(855)585-5618
FREE SHIPPING
Back

How to Shift Careers While Going Through a Midlife Crisis

Apr 08, 2022
504 views

When you are going through a midlife crisis, you are often enticed to reach out for changes in your life. This is the time that you might spend on examining where life has led you so far in your professional career. This phase is crucial in determining whether you’re going to look for a new job or you’re considering going to a different industry altogether.

You will feel that you are going through a midlife crisis when your moods change all the time and even habits that have become routinary to you will gradually change. You are forced to make big decisions even though you feel bored and unmotivated. You think deeply about changing careers because you feel you are tied down to what you are doing right now and there is no more room for growth. You might notice that you are losing weight or gaining out from all the junk food you’ve been consuming. You will slowly withdraw from your relationships and break things that you used to do a lot before.

It will be difficult but there are ways on how you could refocus your career while going through a midlife crisis. You might be cynical right now but there are lots of people across the world who emerge victorious from a midlife crisis, much better individuals than they were before the storm.
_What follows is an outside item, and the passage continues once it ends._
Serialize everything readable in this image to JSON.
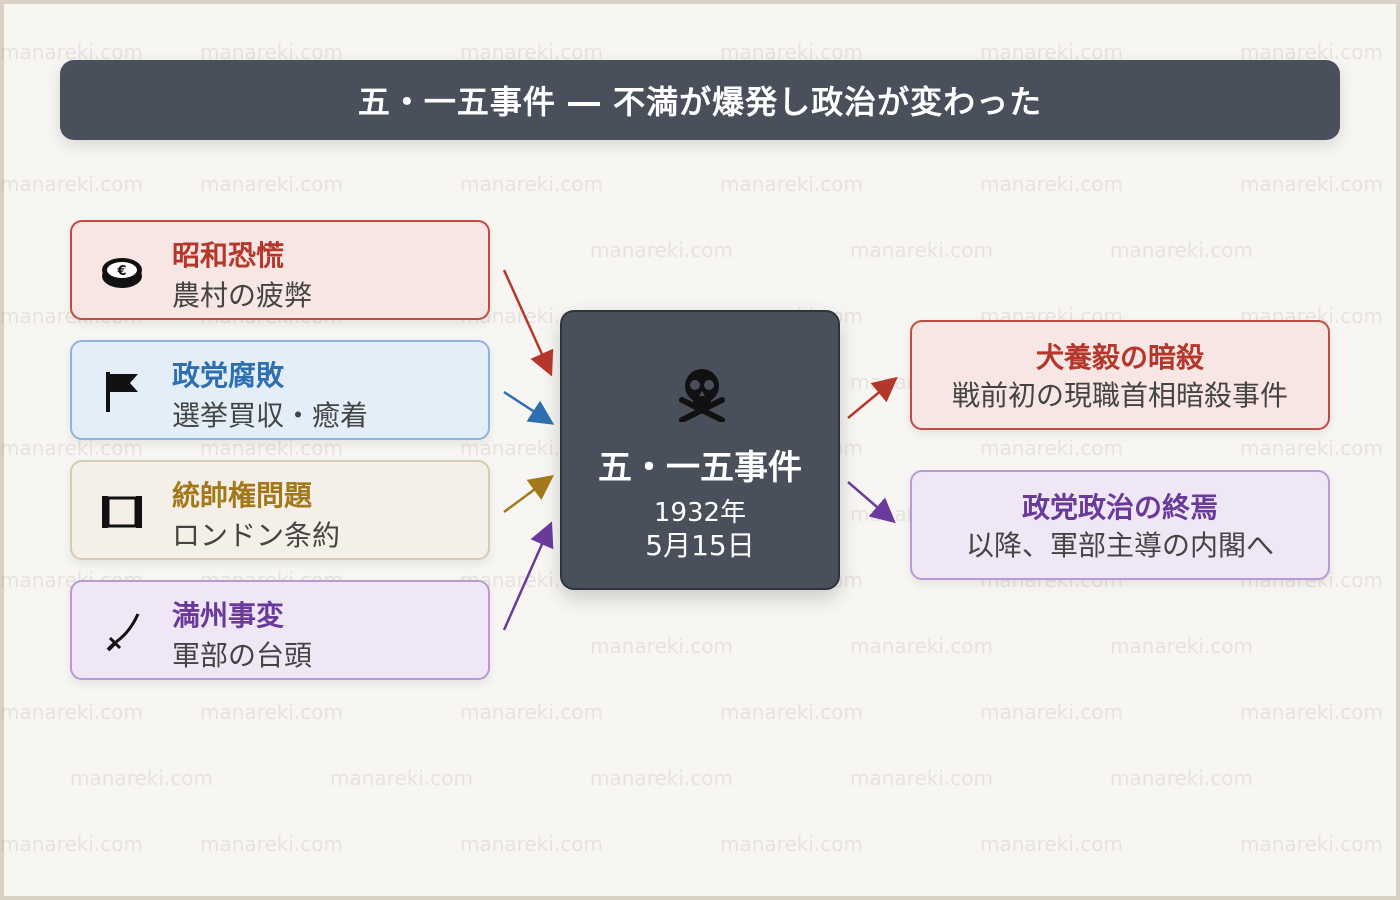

Below are steps that you could follow in order to win back that focus to change your career.



1. Celebrate your victories.

In the midst of negativity, you will easily fall into the trap of discounting everything you’ve done for the past years since you joined the workforce. You will have the tendency to focus on what you weren’t able to do instead of celebrating your achievements over the past years.

Yes, you are moving to a completely different career, but it doesn’t mean that your past experience is already “irrelevant.” Everything you’ve gone through in life would add value to what you are about to do in the years to come.

Sit down and write the goals you have already ticked off in your list. When you see your list, you will realize that you have actually done a lot more than you can imagine.

2. Honestly assess your current situation.

Focus on what is happening to you right now while resisting the urge to compare your life to others. You have to be mindful when you start comparing yourself to others because you might be holding yourself to standards that are irrelevant to your goal. Look at your career and then dissect what about it do you find exciting. What about your career is unsatisfactory? What speaks to your heart regardless of how much money it will make you? Once you have the answers to these questions, the next course of action would hopefully be clearer to you.



3. Seek help from those who have gone before you.

You might want to open up to a mentor about what you are currently going through. These people might have gone through a midlife career crisis themselves. Reach out to them or even your friends who are currently going through the same thing. No one of you has to do this alone. They might give you their own tips on how they handled their midlife crisis or simply lend you a listening ear. They might give you a different perspective which could lighten up your fears and worries. They might encourage and give you the support you need for your desired career change. If you need professional help, don’t hesitate to talk to a therapist who could guide you in navigating through this situation.

4. Focus on a hobby.

Breathe and take a break. When you dwell too much on a certain issue, you might not find the answers and end up feeling more anxious and stressed. Cut yourself some slack and give your mind a rest by diving into your hobbies, new or old ones. You can do anything you want or need to get to the right headspace, may it be painting, gardening, writing, making handicrafts, exercising, playing the piano, etc. This will clear your mind and help you decide on what to do next with your career.

Working on a height-adjustable standing desk that is spacious and stable will help you focus on your interest instead of letting your mind wander.



5. Write down the pros and cons of a career change.

Once your mind is cleared from all these troubling thoughts, you should sit down and evaluate the pros and cons of staying or leaving your current job. Write down what you will benefit from the two as well as the disadvantages of both options. You should be fully aware of what you want and need so that you are able to honestly assess what each option will lead you to.

6. Specify your goals.

Since you are in the process of shifting careers, then that also means you would have to revisit your goals and plans for the future. Change them accordingly. To save yourself from frustration, write down SMART goals. They have to be specific, measurable, achievable, relevant, and time-based. It would help you act on your goals instead of getting overwhelmed by them.



7. Look for opportunities everywhere including the company where you are currently working for.

Don’t close your doors to opportunities that are available in your current workplace. Approach your supervisor and ask for growth possibilities. This is your chance to tell your boss what your dreams, plans, and goals are. They will most likely give you an honest insight on what you could do next and even recommend you for the company’s new projects. Now the ball is in your court if these opportunities tickle your fancy or you really want to explore and focus your energy on other career paths.

8. Build connections with people from the industry you want to enter.

There are most likely events that you could attend where you could meet these potential contacts. If you show up with enthusiasm, there is most likely going to be at least one person who could give you pointers as you are about to thread a new career. You might also find people who are going through a midlife crisis and want to shift careers as well. When you find a contact in their industry, try asking that person if you can immerse yourself in their job for a day. That’s how you can see for yourself if the career suits you.